Hide and Seek

The English writer Elizabeth Taylor drew on her real-life affair with the painter Ray Russell in her 1951 novel A Game of Hide and Seek, and earlier this year, in the introduction that I wrote to the New York Review Books Classics reprint, I mentioned this long-secret fact lying behind her fiction:

Taylor and Russell exchanged hundreds of letters. . . . She burned all the letters in her possession. “Every single loving word you have written to me is gone,” she wrote to him. “I cannot endure the thought of it. No one has ever written to me like that before, or said such wonderful things to me, & now I have nothing left.” She seems to have asked him to destroy hers as well, but he copied her early letters into a notebook before doing so, modestly changing some of the names as he transcribed. Later, apparently repenting of even this much discretion, he resumed saving the letters she sent. Their survival, and the fact of Taylor’s affair with Russell, was disclosed in Nicola Beauman’s 2009 biography, The Other Elizabeth Taylor.

Evidently Ray Russell saved Elizabeth Taylor’s books as well, because his collection of her works, including several inscribed by her to him, are now for sale from the London booksellers Bertram Rota Ltd. The inscriptions seem quite formal. “Ray from Elizabeth,” most of them read. The fact that Russell kept twenty-four of her books seems more revealing. Beauman wrote in her biography that Russell “never fully accepted that [Taylor] had broken with him.”

An Introduction to “A Game of Hide-and-Seek”

New York Review Books is reprinting Elizabeth Taylor’s 1951 novel A Game of Hide-and-Seek, and I’ve written the introduction. The book is scheduled to be released on the topical date of February 15, but you don’t need to wait: It seems to be for sale already at the NYRB site, it was written up in an essay by Christopher Beha in this weekend’s New York Times Book Review, and you can read my introduction for free in Google Books.

A few early, expensive comments by the novel about the other talent in the room

I recently read a stack of Elizabeth Taylor’s novels, in preparation for writing an introduction to her novel A Game of Hide-and-Seek, to be reprinted as an NYRB Classic in February. In one of her later novels, In a Summer Season, published in 1961, there is a description of the advent of television into an upper-middle-class British household, which strikes me as an early attempt by the novel to reckon with its new rival. I wonder if anyone has made a collection of such scenes.

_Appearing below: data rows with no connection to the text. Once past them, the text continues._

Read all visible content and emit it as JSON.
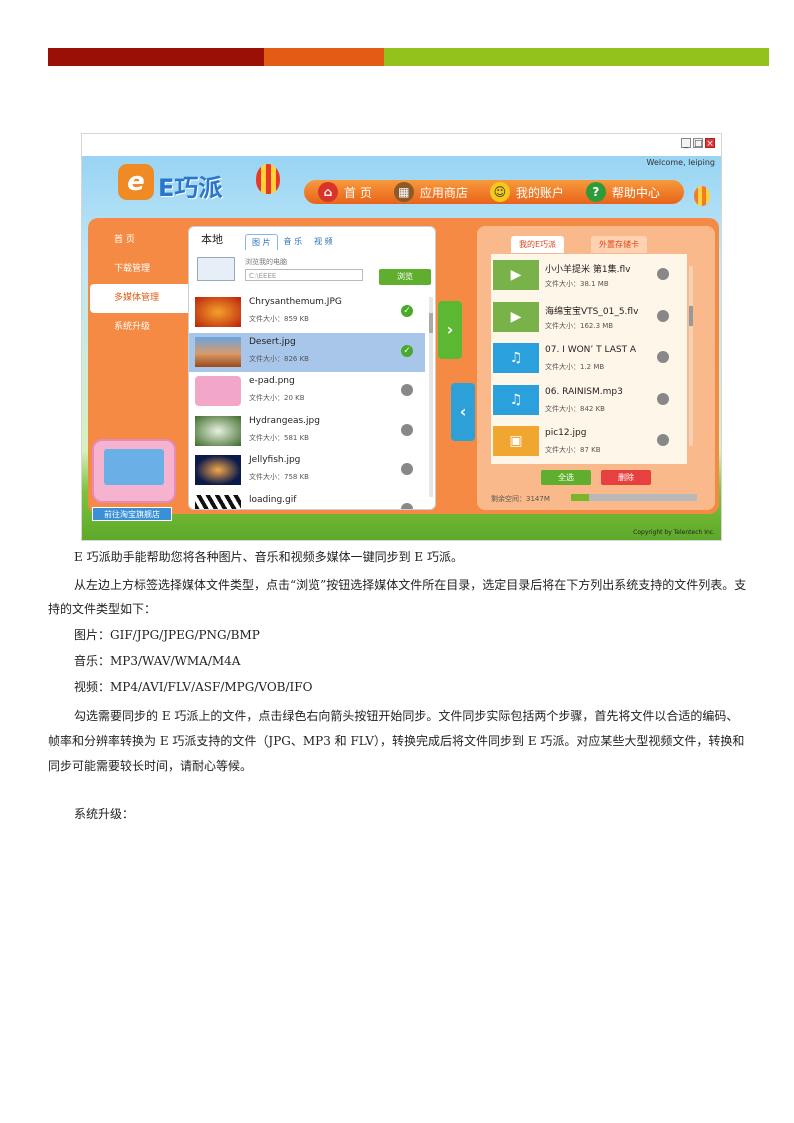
{
  "header_bar_colors": [
    "#9b1006",
    "#e35a12",
    "#93c21c"
  ],
  "app": {
    "window_controls": [
      "_",
      "□",
      "×"
    ],
    "welcome": "Welcome, leiping",
    "logo_text": "E巧派",
    "nav": [
      {
        "label": "首 页",
        "icon": "home-icon"
      },
      {
        "label": "应用商店",
        "icon": "store-icon"
      },
      {
        "label": "我的账户",
        "icon": "account-icon"
      },
      {
        "label": "帮助中心",
        "icon": "help-icon"
      }
    ],
    "side_menu": [
      {
        "label": "首 页",
        "active": false
      },
      {
        "label": "下载管理",
        "active": false
      },
      {
        "label": "多媒体管理",
        "active": true
      },
      {
        "label": "系统升级",
        "active": false
      }
    ],
    "shop_button": "前往淘宝旗舰店",
    "local": {
      "title": "本地",
      "tabs": [
        "图 片",
        "音 乐",
        "视 频"
      ],
      "browse_label": "浏览我的电脑",
      "path_placeholder": "C:\\EEEE",
      "browse_button": "浏览",
      "files": [
        {
          "name": "Chrysanthemum.JPG",
          "size": "文件大小：859 KB",
          "checked": true,
          "selected": false
        },
        {
          "name": "Desert.jpg",
          "size": "文件大小：826 KB",
          "checked": true,
          "selected": true
        },
        {
          "name": "e-pad.png",
          "size": "文件大小：20 KB",
          "checked": false,
          "selected": false
        },
        {
          "name": "Hydrangeas.jpg",
          "size": "文件大小：581 KB",
          "checked": false,
          "selected": false
        },
        {
          "name": "Jellyfish.jpg",
          "size": "文件大小：758 KB",
          "checked": false,
          "selected": false
        },
        {
          "name": "loading.gif",
          "size": "",
          "checked": false,
          "selected": false
        }
      ]
    },
    "device": {
      "tabs": [
        "我的E巧派",
        "外置存储卡"
      ],
      "files": [
        {
          "name": "小小羊提米 第1集.flv",
          "size": "文件大小：38.1 MB",
          "type": "video"
        },
        {
          "name": "海绵宝宝VTS_01_5.flv",
          "size": "文件大小：162.3 MB",
          "type": "video"
        },
        {
          "name": "07. I WON’ T LAST A",
          "size": "文件大小：1.2 MB",
          "type": "music"
        },
        {
          "name": "06. RAINISM.mp3",
          "size": "文件大小：842 KB",
          "type": "music"
        },
        {
          "name": "pic12.jpg",
          "size": "文件大小：87 KB",
          "type": "image"
        }
      ],
      "select_all": "全选",
      "delete": "删除",
      "remaining": "剩余空间：3147M",
      "storage_used_fraction": 0.14
    },
    "copyright": "Copyright by Telentech Inc."
  },
  "text": {
    "p1": "E 巧派助手能帮助您将各种图片、音乐和视频多媒体一键同步到 E 巧派。",
    "p2": "从左边上方标签选择媒体文件类型，点击“浏览”按钮选择媒体文件所在目录，选定目录后将在下方列出系统支持的文件列表。支持的文件类型如下：",
    "p3": "图片：GIF/JPG/JPEG/PNG/BMP",
    "p4": "音乐：MP3/WAV/WMA/M4A",
    "p5": "视频：MP4/AVI/FLV/ASF/MPG/VOB/IFO",
    "p6": "勾选需要同步的 E 巧派上的文件，点击绿色右向箭头按钮开始同步。文件同步实际包括两个步骤，首先将文件以合适的编码、帧率和分辨率转换为 E 巧派支持的文件（JPG、MP3 和 FLV），转换完成后将文件同步到 E 巧派。对应某些大型视频文件，转换和同步可能需要较长时间，请耐心等候。",
    "p7": "系统升级："
  }
}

The book’s heroine is named Kate. Her adult son Tom lives with her, as does her second husband, Dermot, and an aunt named Ethel who tries to keep out of everyone’s way. The two men are to a certain extent allied against Kate in not-quite-reputable habits of leisure. Their unseemly alliance culminates in Tom’s purchase of a television set.

“Why can’t you read a book instead?” Kate asked [Tom]. She disdained such ways of passing time, not realising that she very seldom read herself these days and was just off for an evening in the pub with Dermot. Tom kept the television set in his bedroom and he and Dermot liked to sit there with curtains drawn against the sunshine, watching cowboy films. “Too good an evening to waste out of doors,” Dermot would say, taking a last glimpse out of the bedroom window while the set was warming up—Ethel’s dog lying on the hot gravel down there, a column of gnats dancing in the shaft of light under some trees and high above the trees some cirrus clouds paling and dissolving. “Right!” Tom would say, drawing up two uncomfortable bedroom chairs. On the screen, rods of light ran blindingly into one another, the picture steadied until they were able to see a packet of soap powder capering on tiny legs, singing a ditty. It then took a dive into a washing-machine, and a head of jostling bubbles, singing too, rose up.

The scene visible through the window is quiet enough to lend itself to a meditative description; the screen, by contrast, is too loud to meet with anything but sarcasm. But even more telling is the perfidy of Ethel, who means to resist but isn’t strong enough to.

Sometimes Ethel joined them, looking in with a trivial excuse, begging them not to stir and lingering to watch, but as if her attention was only momentarily caught. After hovering for a while, she gradually merged into the shadowy background and was forgotten, until at last, with sick-bed caution, she tiptoed away. Like hares before a serpent, Tom and Dermot sat rigid and in silence. From time to time, their hands groped on the floor for their glasses of light ale, their cigarettes burnt to their fingers.

A chapter or so later, after deprecating the television in a gossipy letter to a friend, Ethel is mesmerized by a broadcast of Swan Lake on ice.